This past week Ellie was invited to a birthday party of one of her school friends. She's formed quite a little posse together with three other girls from grade two - surprisingly, none of them in her class. She was very excited to go to Natalia's birthday party, and I was looking forward to meeting her family and experiencing Ellie's joy in being part of it.
I had emailed back and forth with Natalia's mom a few times to get all of the information about the party. I had never met her in person, as Natalia leaves from another door of the school. Ellie was getting a ride to Natalia's house to the party, so at the end of the day I followed Ellie over to where some girls were congregating. There seemed to be one "mom" giving the instructions, so I walked over and said - "Hi, you must be Natalia's mom." "Nope, I'm the nanny" was the reply. I have never been surrounded by so many nannies in my life - they are everywhere at the girl's school. So off went Ellie with the Nanny with a promise that I'd pick her up later at Natalia's house.
I looked at the invitation and googled the address and discovered the street is on Capital Hill. Capital Hill is a neighborhood in North Burnaby that borders the school. It is literally on a fairly high and huge hill that is home to some spectacular homes that have even more impressive views. If you live in the right spaces of "The Hill" you get amazing views of the Burrard Inlet, The North Shore Mountains, and Port Coquitlam. These views are absolutely breathtaking. If you live on Capital Hill, you've got money and lots of it. If average houses in average neighborhoods in Burnaby sell for no less than $800, 000 dollars, you can be sure that there aren't any homes under a million dollars up there, with most worth far far more.
Ellie has another special friend from school who lives on "The Hill" in a new house built onto the edge of the embankment. Her dad just happens to be a former NHL player and coach for the Vancouver Canucks, and is currently a scout for the Philadelphia Flyers. When I entered their house to join Anna's mom for a glass of wine and a visit one afternoon, I was awestruck by the beauty that they get to see everyday. It did make me shake my head and wonder how I ever came to run in these circles in the first place.
SO, with address in hand, I drove off to pick-up Ellie. I had a hard time finding the house - it was set back and low in a little crop of houses in an area that looks a little like cottage country. Natalia's dad was standing in the front yard getting some air, so he took me around to the back of the house. It was unbelievable to see the twinkling lights of Vancouver reflected on the water of the inlet. I had to stop and just stare for a moment. He led me inside where the party was happening in what a can only guess is the Nanny's quarters. For reals. There was a full kitchen and dining area, but it wasn't their "real" kitchen or dining area. The Nanny was busy bustling around helping with the party, as was Natalia's mom. For the record, her mom was warm, inviting and lovely. I don't know why I so often fall into the trap of assuming people with a lot of money would be people I wouldn't want as friends.

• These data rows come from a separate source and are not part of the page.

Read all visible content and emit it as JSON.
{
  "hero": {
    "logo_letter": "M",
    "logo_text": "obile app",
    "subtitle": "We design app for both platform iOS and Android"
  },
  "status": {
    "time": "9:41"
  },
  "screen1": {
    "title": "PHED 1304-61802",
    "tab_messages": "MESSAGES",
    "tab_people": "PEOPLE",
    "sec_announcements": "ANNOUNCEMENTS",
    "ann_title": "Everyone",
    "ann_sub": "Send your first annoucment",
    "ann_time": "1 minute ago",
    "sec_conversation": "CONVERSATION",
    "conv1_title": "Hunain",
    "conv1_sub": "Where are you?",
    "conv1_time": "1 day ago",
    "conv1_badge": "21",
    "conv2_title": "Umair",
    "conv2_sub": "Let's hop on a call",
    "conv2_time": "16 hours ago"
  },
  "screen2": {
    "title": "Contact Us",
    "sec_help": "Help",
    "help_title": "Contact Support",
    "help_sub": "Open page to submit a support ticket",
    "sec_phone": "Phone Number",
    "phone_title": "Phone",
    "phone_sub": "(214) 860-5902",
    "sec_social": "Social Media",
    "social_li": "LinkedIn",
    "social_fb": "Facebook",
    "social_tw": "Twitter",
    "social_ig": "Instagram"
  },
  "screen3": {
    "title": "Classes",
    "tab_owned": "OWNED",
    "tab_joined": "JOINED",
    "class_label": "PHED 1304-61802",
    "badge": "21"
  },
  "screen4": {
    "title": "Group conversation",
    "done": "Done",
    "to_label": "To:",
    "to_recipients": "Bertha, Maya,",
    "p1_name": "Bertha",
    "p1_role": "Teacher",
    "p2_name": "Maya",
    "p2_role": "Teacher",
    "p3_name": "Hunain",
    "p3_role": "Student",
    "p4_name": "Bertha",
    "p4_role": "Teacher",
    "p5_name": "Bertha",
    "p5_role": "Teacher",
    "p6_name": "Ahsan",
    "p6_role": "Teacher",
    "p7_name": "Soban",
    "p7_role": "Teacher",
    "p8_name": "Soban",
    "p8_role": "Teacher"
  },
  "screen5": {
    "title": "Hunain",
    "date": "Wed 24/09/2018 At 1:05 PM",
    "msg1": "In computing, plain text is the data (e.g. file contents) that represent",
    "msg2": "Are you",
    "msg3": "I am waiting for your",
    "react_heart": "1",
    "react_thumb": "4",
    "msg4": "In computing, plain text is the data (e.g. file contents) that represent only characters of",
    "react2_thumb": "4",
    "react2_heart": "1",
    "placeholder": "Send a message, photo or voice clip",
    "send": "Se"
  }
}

Ellie said her goodbye's and thank you's and took a balloon on the way out. I've often wondered when Ellie has an experience at a home that is obviously much more affluent than ours, what she thinks. I usually let it be and don't really ask her about it which is what I did on this day.
Later, as I was tucking her into bed, she brought the subject up herself without really knowing it. She said one of the other girls and her and Natalia were talking at the party. Natalia was telling them how the helium filled balloons for the party had been ordered to be personalized for her online, and then delivered to her house. Ellie said, "Breanna and I just looked at each other and said, `We get our balloons at the Dollar store'". I laughed so hard at this story, and I don't think Ellie really knew why.
She's right, our balloons do come from the Dollar Store. We blow them up with our own hot air and tie them to ribbon ourselves. Then we use masking tape to attach them to the ceiling or light fixture or door. She's learning that we put our own elbow grease into making a party happen, but other people have the means to do things another way. Those same "other people" are often kind, caring and wonderful friends who have just as much to offer as we do. There are also peers of hers at school who live in low-income housing complexes who don't have the means to scrape together the money for a party. They've got lots of offer too - in most cases more.
And so continues the lessons of life, affluence, acceptance and in my case, judgement. We've got lots to learn. Thankfully there's lots to laugh about too.